Output the records below in full, word for word; pictures do not belong in it.

Interface dataset entries:
>>>>
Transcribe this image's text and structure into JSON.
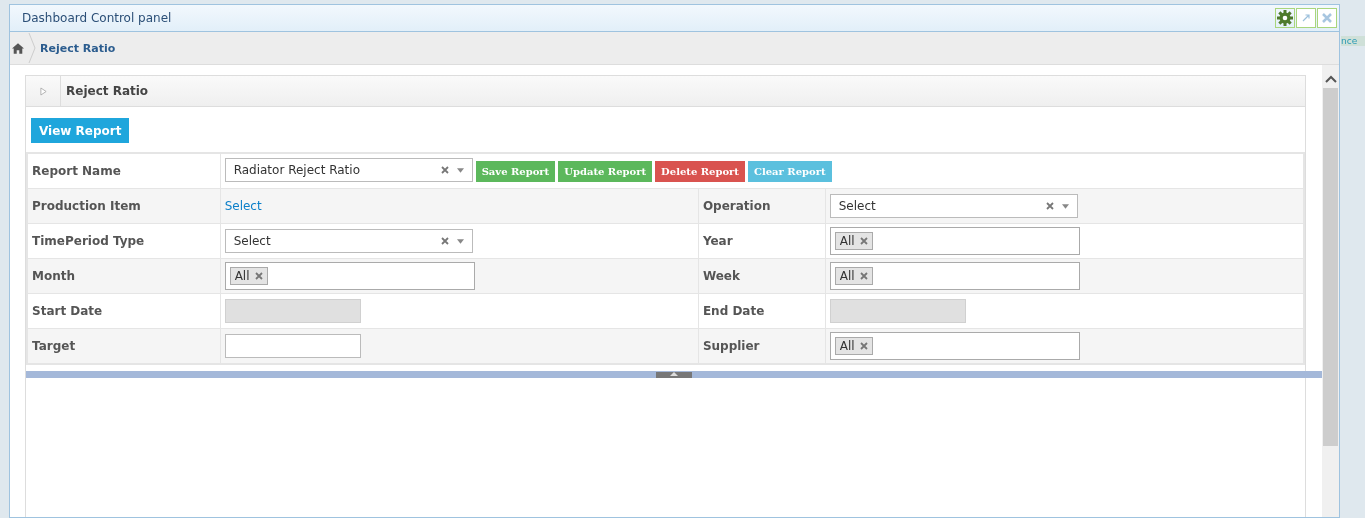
{
  "window": {
    "title": "Dashboard Control panel"
  },
  "background_text": "nce",
  "breadcrumb": [
    "Reject Ratio"
  ],
  "panel": {
    "title": "Reject Ratio",
    "expanded": false
  },
  "view_button": "View Report",
  "report_row": {
    "label": "Report Name",
    "field": {
      "value": "Radiator Reject Ratio"
    },
    "buttons": [
      {
        "label": "Save Report",
        "color": "#5cb85c"
      },
      {
        "label": "Update Report",
        "color": "#5cb85c"
      },
      {
        "label": "Delete Report",
        "color": "#d9534f"
      },
      {
        "label": "Clear Report",
        "color": "#5bc0de"
      }
    ]
  },
  "rows": [
    {
      "fields": [
        {
          "label": "Production Item",
          "kind": "link",
          "value": "Select"
        },
        {
          "label": "Operation",
          "kind": "select",
          "value": "Select"
        }
      ]
    },
    {
      "fields": [
        {
          "label": "TimePeriod Type",
          "kind": "select",
          "value": "Select"
        },
        {
          "label": "Year",
          "kind": "tags",
          "tags": [
            "All"
          ]
        }
      ]
    },
    {
      "fields": [
        {
          "label": "Month",
          "kind": "tags",
          "tags": [
            "All"
          ]
        },
        {
          "label": "Week",
          "kind": "tags",
          "tags": [
            "All"
          ]
        }
      ]
    },
    {
      "fields": [
        {
          "label": "Start Date",
          "kind": "date",
          "disabled": true
        },
        {
          "label": "End Date",
          "kind": "date",
          "disabled": true
        }
      ]
    },
    {
      "fields": [
        {
          "label": "Target",
          "kind": "input",
          "disabled": false
        },
        {
          "label": "Supplier",
          "kind": "tags",
          "tags": [
            "All"
          ]
        }
      ]
    }
  ]
}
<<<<
▶ [Solution to the problem]
Transcribe this image's text and structure into JSON.
{
  "window": {
    "title": "Dashboard Control panel"
  },
  "background_text": "nce",
  "breadcrumb": [
    "Reject Ratio"
  ],
  "panel": {
    "title": "Reject Ratio",
    "expanded": false
  },
  "view_button": "View Report",
  "report_row": {
    "label": "Report Name",
    "field": {
      "value": "Radiator Reject Ratio"
    },
    "buttons": [
      {
        "label": "Save Report",
        "color": "#5cb85c"
      },
      {
        "label": "Update Report",
        "color": "#5cb85c"
      },
      {
        "label": "Delete Report",
        "color": "#d9534f"
      },
      {
        "label": "Clear Report",
        "color": "#5bc0de"
      }
    ]
  },
  "rows": [
    {
      "fields": [
        {
          "label": "Production Item",
          "kind": "link",
          "value": "Select"
        },
        {
          "label": "Operation",
          "kind": "select",
          "value": "Select"
        }
      ]
    },
    {
      "fields": [
        {
          "label": "TimePeriod Type",
          "kind": "select",
          "value": "Select"
        },
        {
          "label": "Year",
          "kind": "tags",
          "tags": [
            "All"
          ]
        }
      ]
    },
    {
      "fields": [
        {
          "label": "Month",
          "kind": "tags",
          "tags": [
            "All"
          ]
        },
        {
          "label": "Week",
          "kind": "tags",
          "tags": [
            "All"
          ]
        }
      ]
    },
    {
      "fields": [
        {
          "label": "Start Date",
          "kind": "date",
          "disabled": true
        },
        {
          "label": "End Date",
          "kind": "date",
          "disabled": true
        }
      ]
    },
    {
      "fields": [
        {
          "label": "Target",
          "kind": "input",
          "disabled": false
        },
        {
          "label": "Supplier",
          "kind": "tags",
          "tags": [
            "All"
          ]
        }
      ]
    }
  ]
}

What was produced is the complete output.